● Aim of the task
All lines holding the string "localhost" should be copied from the data below.

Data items
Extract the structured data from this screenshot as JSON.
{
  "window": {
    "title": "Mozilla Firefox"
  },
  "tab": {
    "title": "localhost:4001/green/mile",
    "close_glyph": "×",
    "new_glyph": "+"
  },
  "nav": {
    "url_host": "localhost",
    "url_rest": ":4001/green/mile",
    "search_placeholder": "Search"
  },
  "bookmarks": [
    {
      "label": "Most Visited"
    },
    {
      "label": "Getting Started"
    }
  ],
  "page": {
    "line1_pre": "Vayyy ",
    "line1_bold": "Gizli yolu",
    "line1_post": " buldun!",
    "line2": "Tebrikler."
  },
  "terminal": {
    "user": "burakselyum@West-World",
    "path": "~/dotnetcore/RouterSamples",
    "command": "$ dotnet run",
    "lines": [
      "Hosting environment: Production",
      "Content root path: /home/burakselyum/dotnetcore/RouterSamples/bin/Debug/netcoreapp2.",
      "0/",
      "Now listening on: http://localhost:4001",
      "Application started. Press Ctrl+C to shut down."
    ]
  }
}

● Worked solution
    "title": "localhost:4001/green/mile",
    "url_host": "localhost",
      "Now listening on: http://localhost:4001",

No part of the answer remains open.